Book Review: The Last Book

The Last Book
Zoran Živkovič
PS Publishing, UK

Anyone who is an avid bibliophile can readily assert that the one quality that separates an “excellent book” from its “very good” siblings is that it is unputdownable. This quality is a rare trait, and even rarer is its manifestation in the mystery genre of the short-novel type. Even scarce is that special kind of mystery - a literary mystery - the kind as experienced when reading Jostein Gaarder or Lewis Caroll or Umberto Eco. At a time when the market seems to be flooded daily with paperbacks that run along the alphabet, exhort the cliché, revel in presenting a stereotypical “Yuppie” outlook, and (to say the least) fondly follow a long-forgotten dogma that the center of the Universe lies in the Central Park; here comes a novella that makes a detour in time and style, that sparkles with effervescent originality and acerbic (yet heartwarming) wit that can only be found on the other side of the Atlantic.

“The Last Book” is a delightful short novel by the Serbian author Zoran Zivkovic ( Zivkovic returns to his favorite subjects – books, more specifically, a rustic bookstore with a lost-in-time ambience; that also serves as a sinister backdrop for a series of unsolved murders. The “story” follows Inspector Dejan Lukic as he attempts to solve a series of bizzare deaths/murders at the Papyrus Bookstore. Vera Gavrilovic, the owner of the bookstore, dons the mantle of the required romantic interest, though she may well be the femme fatale herself. The only clue lies hidden in “The Last Book”, so called because it is indeed the last book. The plot twists and turns at a fairly brisk pace and every hint of predictability is brushed aside nonchalantly after every successive chapter.
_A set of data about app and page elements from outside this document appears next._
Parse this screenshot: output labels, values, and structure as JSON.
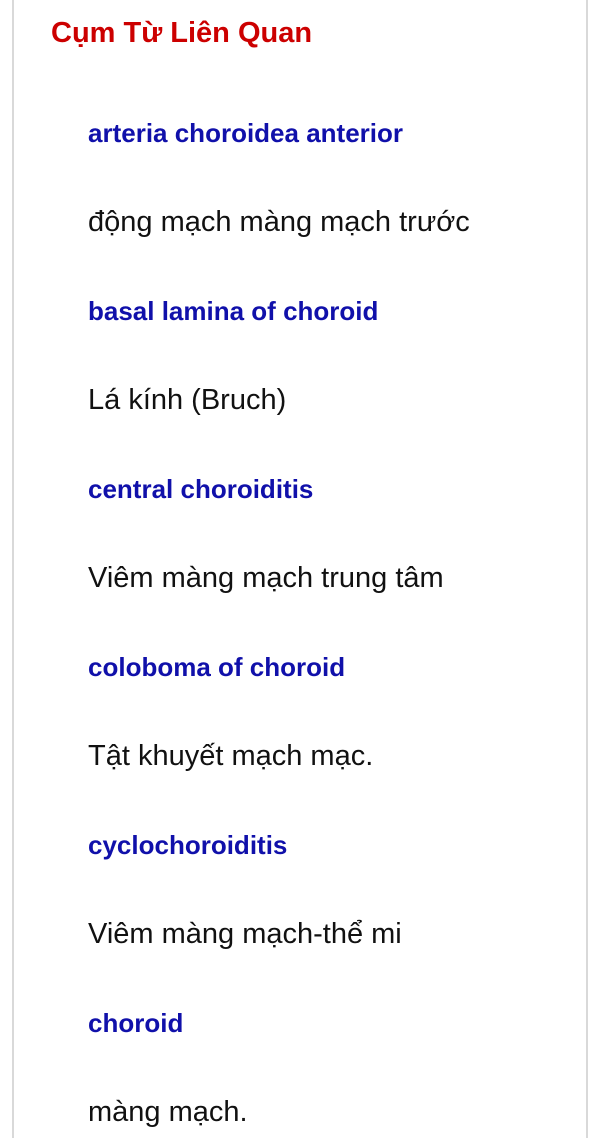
{
  "section": {
    "title": "Cụm Từ Liên Quan"
  },
  "phrases": [
    {
      "term": "arteria choroidea anterior",
      "meaning": "động mạch màng mạch trước"
    },
    {
      "term": "basal lamina of choroid",
      "meaning": "Lá kính (Bruch)"
    },
    {
      "term": "central choroiditis",
      "meaning": "Viêm màng mạch trung tâm"
    },
    {
      "term": "coloboma of choroid",
      "meaning": "Tật khuyết mạch mạc."
    },
    {
      "term": "cyclochoroiditis",
      "meaning": "Viêm màng mạch-thể mi"
    },
    {
      "term": "choroid",
      "meaning": "màng mạch."
    }
  ],
  "colors": {
    "title": "#cc0000",
    "term_link": "#1010aa",
    "meaning_text": "#111111",
    "frame_border": "#d9d9d9"
  }
}
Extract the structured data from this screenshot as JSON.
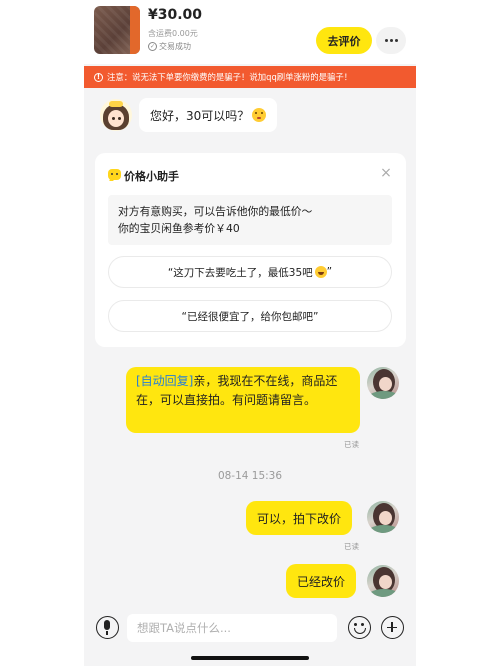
{
  "header": {
    "price": "¥30.00",
    "shipping": "含运费0.00元",
    "deal_status": "交易成功",
    "review_button": "去评价"
  },
  "warning": {
    "text": "注意：说无法下单要你缴费的是骗子！说加qq刷单涨粉的是骗子！"
  },
  "messages": {
    "buyer_offer": "您好，30可以吗？",
    "auto_reply_tag": "[自动回复]",
    "auto_reply_text": "亲，我现在不在线，商品还在，可以直接拍。有问题请留言。",
    "reply_1": "可以，拍下改价",
    "reply_2": "已经改价",
    "read_label": "已读",
    "timestamp": "08-14 15:36"
  },
  "assistant": {
    "title": "价格小助手",
    "close": "×",
    "info_line1": "对方有意购买，可以告诉他你的最低价～",
    "info_line2": "你的宝贝闲鱼参考价￥40",
    "option_1": "“这刀下去要吃土了，最低35吧",
    "option_1_end": "”",
    "option_2": "“已经很便宜了，给你包邮吧”"
  },
  "input": {
    "placeholder": "想跟TA说点什么..."
  }
}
Its as though Zivkovic wants to issue a whodunit challenge to the user at every possible instance. Every clue, and red herring, is subtly sown into the plot, and for those readers who enjoy reading a mystery from the last page -- sorry folks, the last page, while providing an extreme dramatic twist (only understood if you have attentively read the previous chapters), does nothing to make you understand whodunit? Rather, the mystery is not just a whodunit, but a where-and-why-dunit as well. Zivkovic is at his best penning the verbal jousts between Lukic and Olga Bogdanovic, Vera’s business partner. An interesting array of eccentric patrons - the ‘patients’ - provide the soup of usual suspects, and the solution to the deaths may lie with more than one of them. But which one or ones? Read it to find out !!
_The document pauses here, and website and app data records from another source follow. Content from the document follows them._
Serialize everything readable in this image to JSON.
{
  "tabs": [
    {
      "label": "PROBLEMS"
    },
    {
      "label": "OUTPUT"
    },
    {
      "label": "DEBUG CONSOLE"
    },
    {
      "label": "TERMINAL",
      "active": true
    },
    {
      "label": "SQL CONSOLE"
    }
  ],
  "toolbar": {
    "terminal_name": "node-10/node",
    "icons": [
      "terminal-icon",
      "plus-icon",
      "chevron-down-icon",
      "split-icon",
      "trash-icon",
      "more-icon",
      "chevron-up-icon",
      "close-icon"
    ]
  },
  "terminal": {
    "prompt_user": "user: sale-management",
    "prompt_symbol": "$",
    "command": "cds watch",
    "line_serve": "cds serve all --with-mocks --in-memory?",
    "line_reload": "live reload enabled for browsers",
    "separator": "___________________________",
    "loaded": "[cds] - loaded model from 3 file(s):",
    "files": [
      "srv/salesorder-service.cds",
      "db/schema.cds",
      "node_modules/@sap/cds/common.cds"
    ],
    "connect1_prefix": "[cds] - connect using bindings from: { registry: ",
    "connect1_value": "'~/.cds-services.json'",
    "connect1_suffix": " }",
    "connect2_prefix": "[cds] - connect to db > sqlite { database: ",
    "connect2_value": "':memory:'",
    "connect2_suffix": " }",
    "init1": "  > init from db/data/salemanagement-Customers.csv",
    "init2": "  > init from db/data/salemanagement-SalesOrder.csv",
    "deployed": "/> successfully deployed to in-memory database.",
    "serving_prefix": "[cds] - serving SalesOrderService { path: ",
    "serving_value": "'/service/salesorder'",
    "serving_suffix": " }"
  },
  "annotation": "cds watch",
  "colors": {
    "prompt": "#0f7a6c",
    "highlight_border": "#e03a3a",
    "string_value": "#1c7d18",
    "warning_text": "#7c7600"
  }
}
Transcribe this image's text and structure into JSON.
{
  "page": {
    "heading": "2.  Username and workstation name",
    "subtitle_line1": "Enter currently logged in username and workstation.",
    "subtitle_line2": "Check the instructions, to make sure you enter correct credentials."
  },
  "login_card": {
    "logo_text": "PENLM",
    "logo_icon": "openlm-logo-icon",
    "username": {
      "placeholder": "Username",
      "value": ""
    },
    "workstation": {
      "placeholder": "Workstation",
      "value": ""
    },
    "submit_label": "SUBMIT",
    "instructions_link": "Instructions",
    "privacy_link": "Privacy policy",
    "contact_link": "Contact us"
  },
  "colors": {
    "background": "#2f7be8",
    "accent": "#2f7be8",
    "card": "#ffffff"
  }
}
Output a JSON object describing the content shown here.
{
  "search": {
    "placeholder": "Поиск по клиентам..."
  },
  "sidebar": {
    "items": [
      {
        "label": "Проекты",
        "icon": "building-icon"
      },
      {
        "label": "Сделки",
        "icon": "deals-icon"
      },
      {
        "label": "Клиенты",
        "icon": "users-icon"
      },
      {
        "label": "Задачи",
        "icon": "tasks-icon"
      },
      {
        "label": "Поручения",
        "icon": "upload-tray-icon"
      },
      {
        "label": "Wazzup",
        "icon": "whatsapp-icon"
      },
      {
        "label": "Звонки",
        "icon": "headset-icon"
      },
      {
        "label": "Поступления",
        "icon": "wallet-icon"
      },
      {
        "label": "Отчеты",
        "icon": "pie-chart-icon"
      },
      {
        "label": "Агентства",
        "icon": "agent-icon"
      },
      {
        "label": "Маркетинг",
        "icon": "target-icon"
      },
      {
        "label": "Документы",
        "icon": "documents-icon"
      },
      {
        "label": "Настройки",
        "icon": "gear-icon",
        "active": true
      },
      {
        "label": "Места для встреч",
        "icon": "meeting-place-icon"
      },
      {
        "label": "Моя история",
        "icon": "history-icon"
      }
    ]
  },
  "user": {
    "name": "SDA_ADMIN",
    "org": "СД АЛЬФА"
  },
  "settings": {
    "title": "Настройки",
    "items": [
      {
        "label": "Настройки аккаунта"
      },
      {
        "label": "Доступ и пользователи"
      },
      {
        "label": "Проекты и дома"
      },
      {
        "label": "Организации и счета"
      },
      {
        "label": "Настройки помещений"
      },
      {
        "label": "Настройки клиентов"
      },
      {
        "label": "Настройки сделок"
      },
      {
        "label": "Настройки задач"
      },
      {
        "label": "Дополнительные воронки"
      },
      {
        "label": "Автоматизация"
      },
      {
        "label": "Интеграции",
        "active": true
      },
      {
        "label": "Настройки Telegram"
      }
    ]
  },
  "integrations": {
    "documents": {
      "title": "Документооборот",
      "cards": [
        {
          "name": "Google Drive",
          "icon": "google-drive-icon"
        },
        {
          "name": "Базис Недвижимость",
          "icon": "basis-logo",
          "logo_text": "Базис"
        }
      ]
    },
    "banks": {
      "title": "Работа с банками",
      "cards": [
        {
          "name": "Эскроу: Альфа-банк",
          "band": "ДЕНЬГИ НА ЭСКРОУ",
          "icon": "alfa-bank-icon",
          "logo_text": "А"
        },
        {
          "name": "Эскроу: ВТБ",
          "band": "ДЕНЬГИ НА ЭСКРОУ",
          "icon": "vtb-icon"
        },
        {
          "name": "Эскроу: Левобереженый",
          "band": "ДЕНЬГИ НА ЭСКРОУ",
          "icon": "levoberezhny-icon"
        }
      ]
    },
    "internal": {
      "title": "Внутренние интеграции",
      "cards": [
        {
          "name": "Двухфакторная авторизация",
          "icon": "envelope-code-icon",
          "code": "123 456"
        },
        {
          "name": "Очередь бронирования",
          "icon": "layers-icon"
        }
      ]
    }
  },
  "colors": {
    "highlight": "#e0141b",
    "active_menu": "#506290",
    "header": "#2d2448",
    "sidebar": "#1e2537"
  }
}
My only grouse lies with the rather hurried ending, with events neatly folding (or unfolding?) into place and characters suddenly acting outside their comfort zone. However, to be fair to the author and the length of the novella, the rapid shuffling may well be justified as apt and needful.

Rating : 4.5 / 5.0